Wednesday, March 17, 2004

Freedom Of Information Day (Yesterday) At The Miami Herald

Alasdair Roberts from brings readers up to date on the struggle between populists and realists in regards to the freedom of information, transparency, and accountability.
Undoubtedly, the Bush administration has introduced unduly broad restrictions on openness since 9/11. But we shouldn't think that the fight over openness is simply driven by security fears. There's a deeper conflict, in Washington and abroad, about the way government works. It's a battle between two camps: populists and realists.

Populists ruled the 1990s. Their power is rooted in the long-term decline in trust in government and other institutions. Populists assume that elites will exploit secrecy to shortchange the American public. They're optimistic about the public's capacity to use information intelligently. And they want to exploit the internet's ability to distribute information quickly.

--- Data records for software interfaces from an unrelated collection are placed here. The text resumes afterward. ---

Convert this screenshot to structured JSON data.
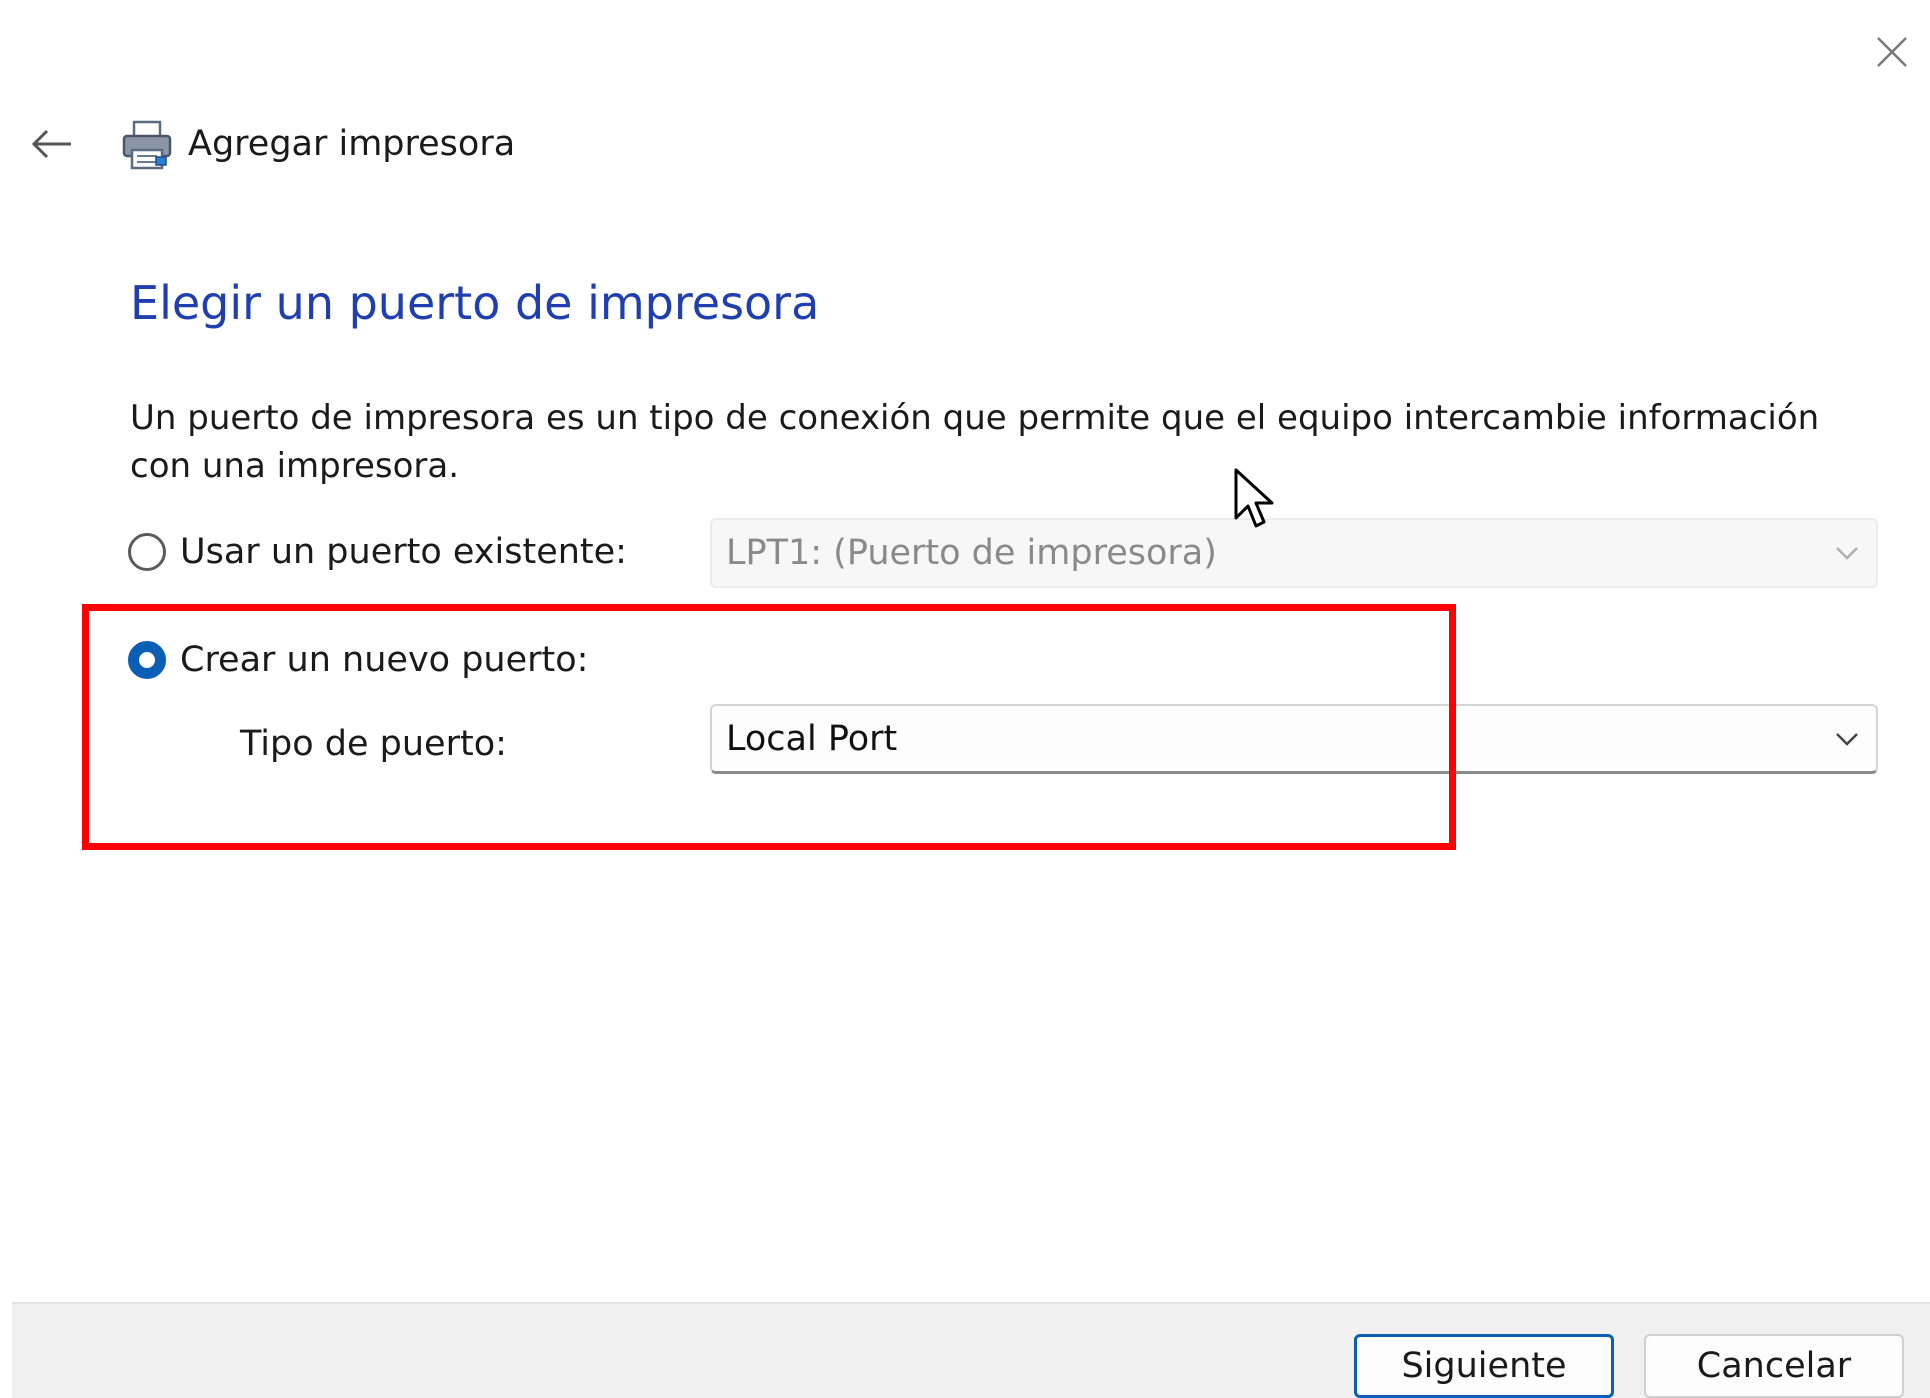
{
  "header": {
    "title": "Agregar impresora",
    "back_icon": "arrow-left-icon",
    "printer_icon": "printer-icon",
    "close_icon": "close-icon"
  },
  "main": {
    "heading": "Elegir un puerto de impresora",
    "description": "Un puerto de impresora es un tipo de conexión que permite que el equipo intercambie información con una impresora.",
    "existing_port": {
      "label": "Usar un puerto existente:",
      "selected": false,
      "combo_value": "LPT1: (Puerto de impresora)",
      "enabled": false
    },
    "new_port": {
      "label": "Crear un nuevo puerto:",
      "selected": true,
      "type_label": "Tipo de puerto:",
      "combo_value": "Local Port"
    }
  },
  "footer": {
    "next_label": "Siguiente",
    "cancel_label": "Cancelar"
  },
  "colors": {
    "heading": "#1f3fb0",
    "accent": "#0a5fb4",
    "highlight": "#ff0000"
  }
}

Realists watch these trends and cringe. Thirty years ago, the Trilateral Commission produced a famous report that said western democracies faced a ''crisis of governability'' caused by an adversary culture and the "debility of elected leaders.''

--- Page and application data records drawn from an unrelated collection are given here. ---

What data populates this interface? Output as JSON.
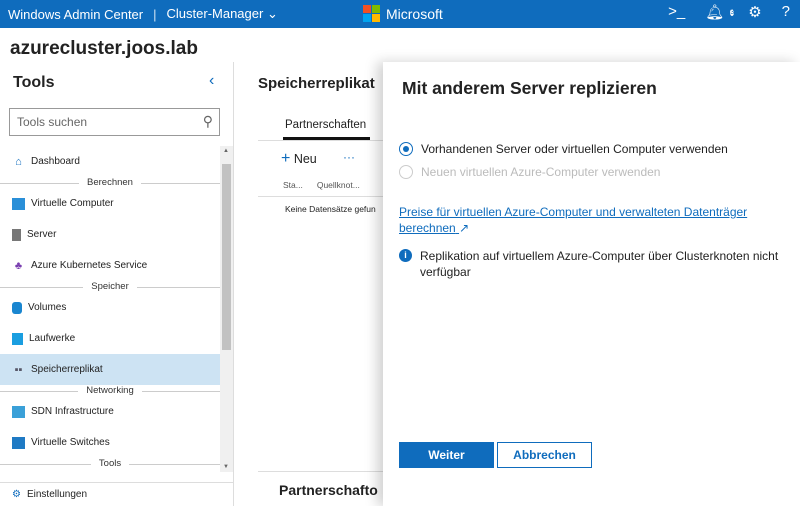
{
  "topbar": {
    "app": "Windows Admin Center",
    "context": "Cluster-Manager",
    "brand": "Microsoft",
    "notifications": "3"
  },
  "host": "azurecluster.joos.lab",
  "sidebar": {
    "title": "Tools",
    "search_placeholder": "Tools suchen",
    "items": [
      "Dashboard",
      "Virtuelle Computer",
      "Server",
      "Azure Kubernetes Service",
      "Volumes",
      "Laufwerke",
      "Speicherreplikat",
      "SDN Infrastructure",
      "Virtuelle Switches",
      "Einstellungen"
    ],
    "headers": [
      "Berechnen",
      "Speicher",
      "Networking",
      "Tools"
    ]
  },
  "main": {
    "title": "Speicherreplikat",
    "tab": "Partnerschaften",
    "new": "Neu",
    "more": "···",
    "cols": [
      "Sta...",
      "Quellknot..."
    ],
    "empty": "Keine Datensätze gefun",
    "bottom_title": "Partnerschafto"
  },
  "panel": {
    "title": "Mit anderem Server replizieren",
    "option1": "Vorhandenen Server oder virtuellen Computer verwenden",
    "option2": "Neuen virtuellen Azure-Computer verwenden",
    "link": "Preise für virtuellen Azure-Computer und verwalteten Datenträger berechnen",
    "info": "Replikation auf virtuellem Azure-Computer über Clusterknoten nicht verfügbar",
    "next": "Weiter",
    "cancel": "Abbrechen"
  }
}
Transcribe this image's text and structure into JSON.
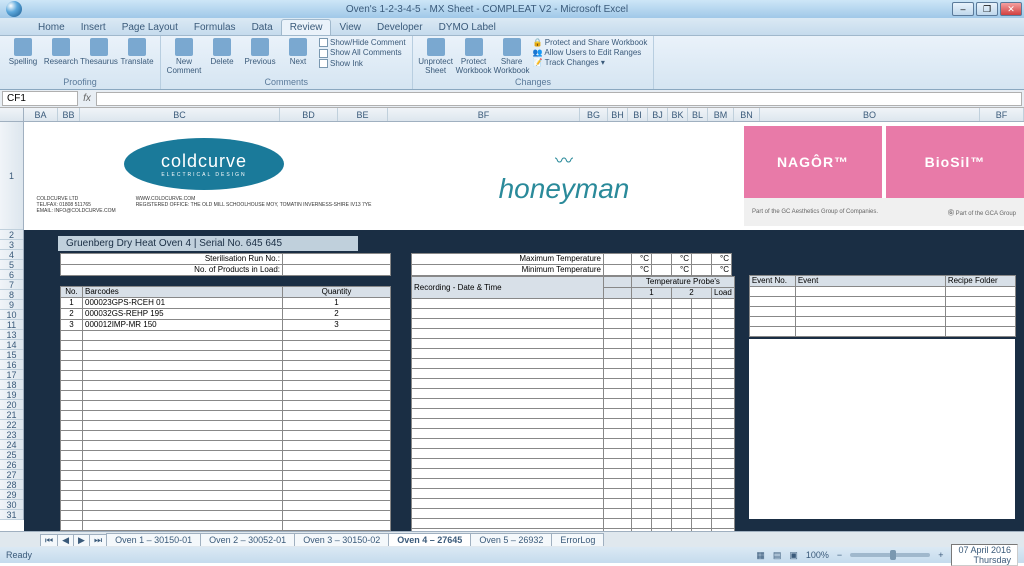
{
  "window": {
    "title": "Oven's 1-2-3-4-5 - MX Sheet - COMPLEAT V2 - Microsoft Excel"
  },
  "ribbon": {
    "tabs": [
      "Home",
      "Insert",
      "Page Layout",
      "Formulas",
      "Data",
      "Review",
      "View",
      "Developer",
      "DYMO Label"
    ],
    "active": "Review",
    "proofing": {
      "label": "Proofing",
      "spelling": "Spelling",
      "research": "Research",
      "thesaurus": "Thesaurus",
      "translate": "Translate"
    },
    "comments": {
      "label": "Comments",
      "new": "New Comment",
      "delete": "Delete",
      "previous": "Previous",
      "next": "Next",
      "showhide": "Show/Hide Comment",
      "showall": "Show All Comments",
      "showink": "Show Ink"
    },
    "changes": {
      "label": "Changes",
      "unprotect": "Unprotect Sheet",
      "protectwb": "Protect Workbook",
      "sharewb": "Share Workbook",
      "protectshare": "Protect and Share Workbook",
      "allowedit": "Allow Users to Edit Ranges",
      "track": "Track Changes"
    }
  },
  "formula": {
    "cell": "CF1"
  },
  "cols": [
    "BA",
    "BB",
    "BC",
    "BD",
    "BE",
    "BF",
    "BG",
    "BH",
    "BI",
    "BJ",
    "BK",
    "BL",
    "BM",
    "BN",
    "BO",
    "BF"
  ],
  "sheet": {
    "title": "Gruenberg Dry Heat Oven 4  |  Serial No. 645 645",
    "meta": {
      "runno": "Sterilisation Run No.:",
      "products": "No. of Products in Load:"
    },
    "barcodes": {
      "h_no": "No.",
      "h_bc": "Barcodes",
      "h_qty": "Quantity",
      "rows": [
        {
          "no": "1",
          "bc": "000023GPS-RCEH 01",
          "qty": "1"
        },
        {
          "no": "2",
          "bc": "000032GS-REHP 195",
          "qty": "2"
        },
        {
          "no": "3",
          "bc": "000012IMP-MR 150",
          "qty": "3"
        }
      ]
    },
    "temp": {
      "max": "Maximum Temperature",
      "min": "Minimum Temperature",
      "degc": "°C"
    },
    "recording": {
      "h": "Recording - Date & Time",
      "probes": "Temperature Probe's",
      "p1": "1",
      "p2": "2",
      "load": "Load"
    },
    "events": {
      "h_no": "Event No.",
      "h_ev": "Event",
      "h_rf": "Recipe Folder"
    }
  },
  "logos": {
    "coldcurve": {
      "name": "coldcurve",
      "sub": "ELECTRICAL DESIGN",
      "company": "COLDCURVE LTD",
      "tel": "TEL/FAX: 01808 511765",
      "email": "EMAIL: INFO@COLDCURVE.COM",
      "web": "WWW.COLDCURVE.COM",
      "addr": "REGISTERED OFFICE: THE OLD MILL SCHOOLHOUSE MOY, TOMATIN INVERNESS-SHIRE IV13 7YE"
    },
    "honeyman": "honeyman",
    "nagor": "NAGÔR™",
    "biosil": "BioSil™",
    "gca": {
      "left": "Part of the GC Aesthetics Group of Companies.",
      "right": "Part of the GCA Group"
    }
  },
  "tabs": {
    "items": [
      "Oven 1 – 30150-01",
      "Oven 2 – 30052-01",
      "Oven 3 – 30150-02",
      "Oven 4 – 27645",
      "Oven 5 – 26932",
      "ErrorLog"
    ],
    "active": 3
  },
  "status": {
    "ready": "Ready",
    "zoom": "100%",
    "date": "07 April 2016",
    "day": "Thursday"
  }
}
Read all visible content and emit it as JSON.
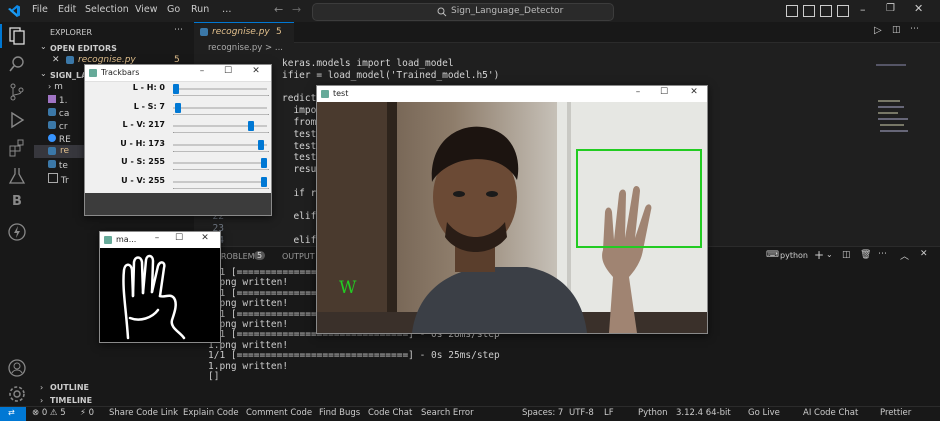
{
  "app": {
    "menu": [
      "File",
      "Edit",
      "Selection",
      "View",
      "Go",
      "Run",
      "…"
    ],
    "search_text": "Sign_Language_Detector"
  },
  "sidebar": {
    "explorer_title": "EXPLORER",
    "open_editors": "OPEN EDITORS",
    "open_editor_file": "recognise.py",
    "open_editor_badge": "5",
    "project": "SIGN_LA",
    "files": [
      "m",
      "1.",
      "ca",
      "cr",
      "RE",
      "re",
      "te",
      "Tr"
    ],
    "outline": "OUTLINE",
    "timeline": "TIMELINE"
  },
  "editor": {
    "tab_label": "recognise.py",
    "tab_badge": "5",
    "breadcrumb": "recognise.py > ...",
    "code_lines": [
      {
        "n": "",
        "text": "keras.models import load_model"
      },
      {
        "n": "",
        "text": "ifier = load_model('Trained_model.h5')"
      },
      {
        "n": "",
        "text": ""
      },
      {
        "n": "",
        "text": "redictor():"
      },
      {
        "n": "",
        "text": "  import"
      },
      {
        "n": "",
        "text": "  from k"
      },
      {
        "n": "",
        "text": "  test_i"
      },
      {
        "n": "",
        "text": "  test_i"
      },
      {
        "n": "",
        "text": "  test_i"
      },
      {
        "n": "",
        "text": "  result"
      },
      {
        "n": "",
        "text": ""
      },
      {
        "n": "",
        "text": "  if res"
      },
      {
        "n": "",
        "text": ""
      },
      {
        "n": "22",
        "text": "  elif r"
      },
      {
        "n": "23",
        "text": ""
      },
      {
        "n": "24",
        "text": "  elif r"
      }
    ]
  },
  "panel": {
    "tabs": [
      "PROBLEMS",
      "OUTPUT"
    ],
    "problems_count": "5",
    "terminal_shell": "python",
    "terminal_lines": [
      "1/1 [==============================] - 0s 28ms/step",
      "1.png written!",
      "1/1 [==============================] - 0s 28ms/step",
      "1.png written!",
      "1/1 [==============================] - 0s 28ms/step",
      "1.png written!",
      "1/1 [==============================] - 0s 28ms/step",
      "1.png written!",
      "1/1 [==============================] - 0s 25ms/step",
      "1.png written!",
      "[]"
    ]
  },
  "trackbars": {
    "title": "Trackbars",
    "items": [
      {
        "label": "L - H: 0",
        "value": 0,
        "max": 179
      },
      {
        "label": "L - S: 7",
        "value": 7,
        "max": 255
      },
      {
        "label": "L - V: 217",
        "value": 217,
        "max": 255
      },
      {
        "label": "U - H: 173",
        "value": 173,
        "max": 179
      },
      {
        "label": "U - S: 255",
        "value": 255,
        "max": 255
      },
      {
        "label": "U - V: 255",
        "value": 255,
        "max": 255
      }
    ]
  },
  "mask_window": {
    "title": "ma..."
  },
  "test_window": {
    "title": "test",
    "prediction": "W"
  },
  "statusbar": {
    "left": [
      "⊗ 0 ⚠ 5",
      "⚡ 0",
      "Share Code Link",
      "Explain Code",
      "Comment Code",
      "Find Bugs",
      "Code Chat",
      "Search Error"
    ],
    "right": [
      "Spaces: 7",
      "UTF-8",
      "LF",
      "Python",
      "3.12.4 64-bit",
      "Go Live",
      "AI Code Chat",
      "Prettier"
    ]
  },
  "colors": {
    "accent": "#0078d4",
    "detection_box": "#22cc22",
    "prediction_text": "#22cc22"
  }
}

For realists, these problems have intensified. Interest groups seem more powerful, causing a gridlock that Jonathan Rauch calls ''hyperpluralism.'' The media environment is crowded with more outlets competing in a 24-hour news cycle.


Which side is right? For now, the populists. There's plenty of evidence that secrecy can cloak abuses of power. The realists' complaints about governability are often just an attempt to preserve the power of a narrow elite. And it's too early to tell how far the populists' push for radical transparency can go, or assess the implications of this trend.

Eventually, however, openness advocates will have to deal with realists' concern about the decline of governability. The issue will persist long after today's debate over secrecy and 9/11 has faded into history.

As I will articulate in the weeks ahead, there is no true conflict here with transparency and governability. Deliberative democracy and the freedom of information can go hand-in-hand - it's just going to take a new breed of politicians with the right mix of bargaining and strategic skills to make it work, not to mention a more engaged citizenry willing to uphold grassroots accountability.